___ INFORMATION GIVEN

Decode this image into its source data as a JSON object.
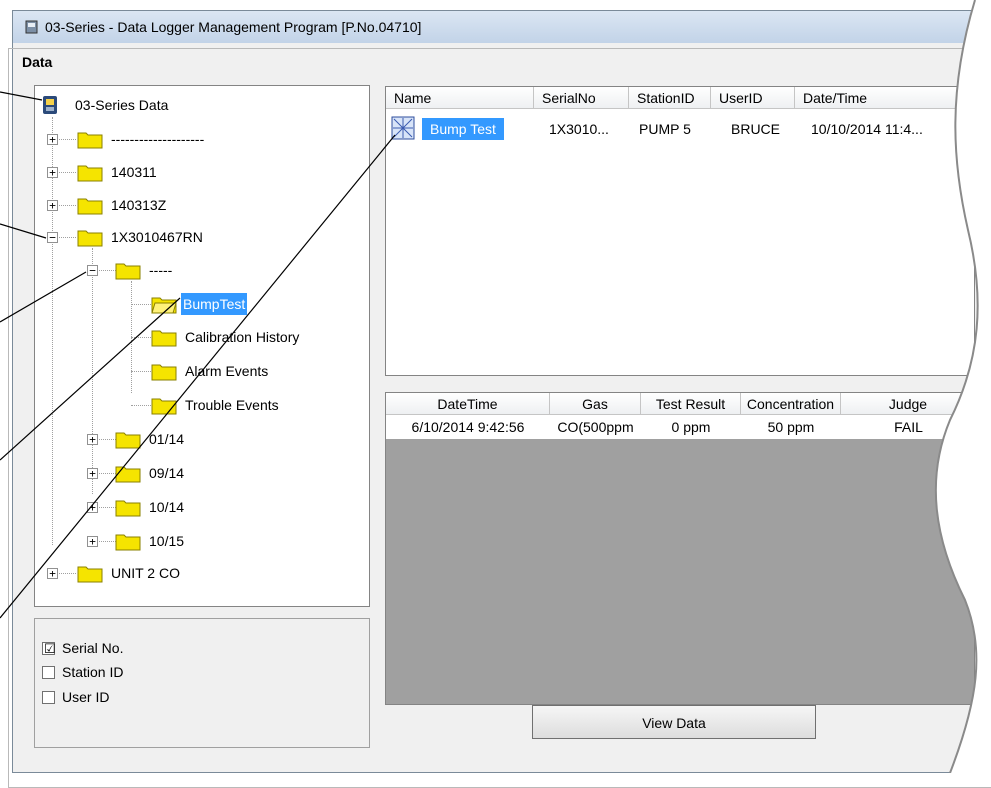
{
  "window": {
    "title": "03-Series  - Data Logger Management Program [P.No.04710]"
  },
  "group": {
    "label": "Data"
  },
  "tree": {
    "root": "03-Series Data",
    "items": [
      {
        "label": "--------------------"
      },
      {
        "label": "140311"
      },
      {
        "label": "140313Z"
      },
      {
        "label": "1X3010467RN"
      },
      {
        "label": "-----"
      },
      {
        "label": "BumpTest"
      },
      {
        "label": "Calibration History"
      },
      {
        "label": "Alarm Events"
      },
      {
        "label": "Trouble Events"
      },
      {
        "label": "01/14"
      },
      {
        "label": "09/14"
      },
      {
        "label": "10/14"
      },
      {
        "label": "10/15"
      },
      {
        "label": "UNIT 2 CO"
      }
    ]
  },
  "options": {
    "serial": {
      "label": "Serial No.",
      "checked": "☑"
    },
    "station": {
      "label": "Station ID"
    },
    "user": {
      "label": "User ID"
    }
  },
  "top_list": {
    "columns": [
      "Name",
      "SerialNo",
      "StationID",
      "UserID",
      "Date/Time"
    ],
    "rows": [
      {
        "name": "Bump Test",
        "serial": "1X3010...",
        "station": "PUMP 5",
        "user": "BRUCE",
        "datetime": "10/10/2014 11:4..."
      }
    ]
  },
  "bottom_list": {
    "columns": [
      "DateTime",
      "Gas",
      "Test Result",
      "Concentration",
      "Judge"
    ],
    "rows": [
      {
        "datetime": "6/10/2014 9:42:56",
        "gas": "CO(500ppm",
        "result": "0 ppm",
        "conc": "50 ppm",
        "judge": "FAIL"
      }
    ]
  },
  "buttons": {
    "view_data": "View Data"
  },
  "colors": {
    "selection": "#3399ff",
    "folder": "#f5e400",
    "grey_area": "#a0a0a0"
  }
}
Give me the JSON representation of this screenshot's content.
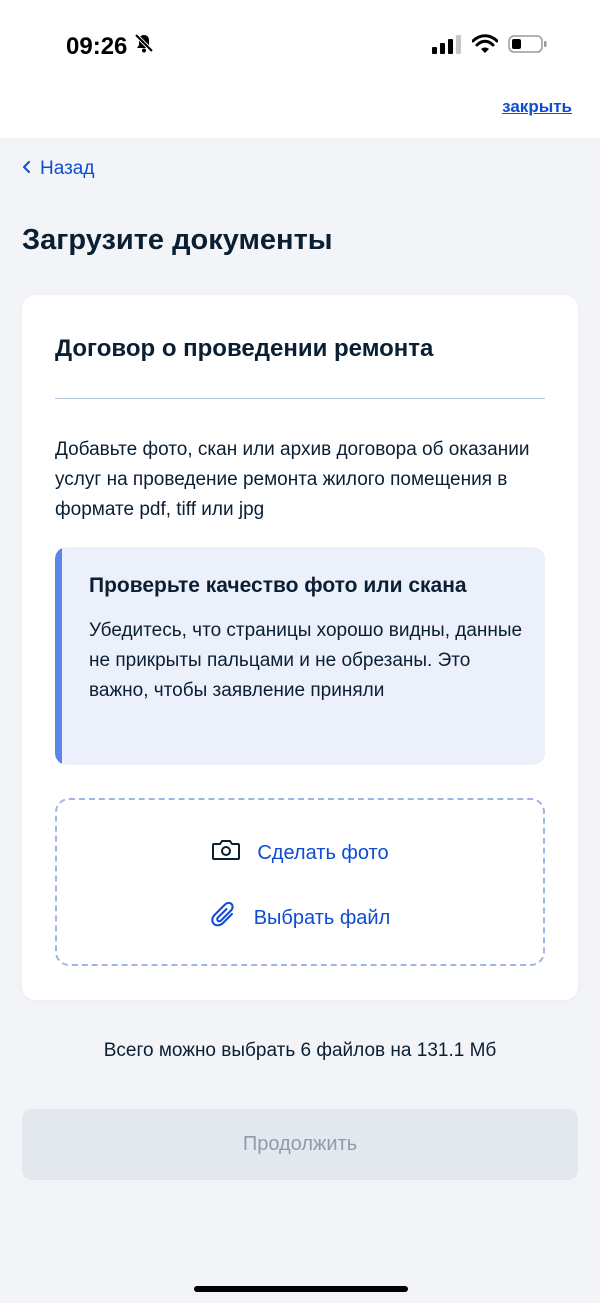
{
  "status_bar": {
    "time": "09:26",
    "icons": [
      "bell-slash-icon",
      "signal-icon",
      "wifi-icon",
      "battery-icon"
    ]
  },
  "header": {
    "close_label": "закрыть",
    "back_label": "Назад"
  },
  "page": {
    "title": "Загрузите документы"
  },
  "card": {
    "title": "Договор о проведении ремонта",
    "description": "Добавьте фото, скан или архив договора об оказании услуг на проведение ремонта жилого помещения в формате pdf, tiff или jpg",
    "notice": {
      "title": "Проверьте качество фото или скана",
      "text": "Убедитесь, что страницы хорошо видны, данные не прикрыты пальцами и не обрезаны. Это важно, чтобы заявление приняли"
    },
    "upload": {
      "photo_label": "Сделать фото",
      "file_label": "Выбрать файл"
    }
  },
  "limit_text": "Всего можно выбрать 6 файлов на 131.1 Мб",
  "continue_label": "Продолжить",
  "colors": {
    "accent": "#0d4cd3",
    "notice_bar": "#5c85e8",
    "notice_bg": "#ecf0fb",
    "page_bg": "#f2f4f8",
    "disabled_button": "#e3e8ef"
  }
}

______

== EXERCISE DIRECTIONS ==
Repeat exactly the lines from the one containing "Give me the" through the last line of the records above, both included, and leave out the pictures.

== RESPONSE TO THIS TASK ==
Give me the JSON representation of this screenshot's content.
{
  "status_bar": {
    "time": "09:26",
    "icons": [
      "bell-slash-icon",
      "signal-icon",
      "wifi-icon",
      "battery-icon"
    ]
  },
  "header": {
    "close_label": "закрыть",
    "back_label": "Назад"
  },
  "page": {
    "title": "Загрузите документы"
  },
  "card": {
    "title": "Договор о проведении ремонта",
    "description": "Добавьте фото, скан или архив договора об оказании услуг на проведение ремонта жилого помещения в формате pdf, tiff или jpg",
    "notice": {
      "title": "Проверьте качество фото или скана",
      "text": "Убедитесь, что страницы хорошо видны, данные не прикрыты пальцами и не обрезаны. Это важно, чтобы заявление приняли"
    },
    "upload": {
      "photo_label": "Сделать фото",
      "file_label": "Выбрать файл"
    }
  },
  "limit_text": "Всего можно выбрать 6 файлов на 131.1 Мб",
  "continue_label": "Продолжить",
  "colors": {
    "accent": "#0d4cd3",
    "notice_bar": "#5c85e8",
    "notice_bg": "#ecf0fb",
    "page_bg": "#f2f4f8",
    "disabled_button": "#e3e8ef"
  }
}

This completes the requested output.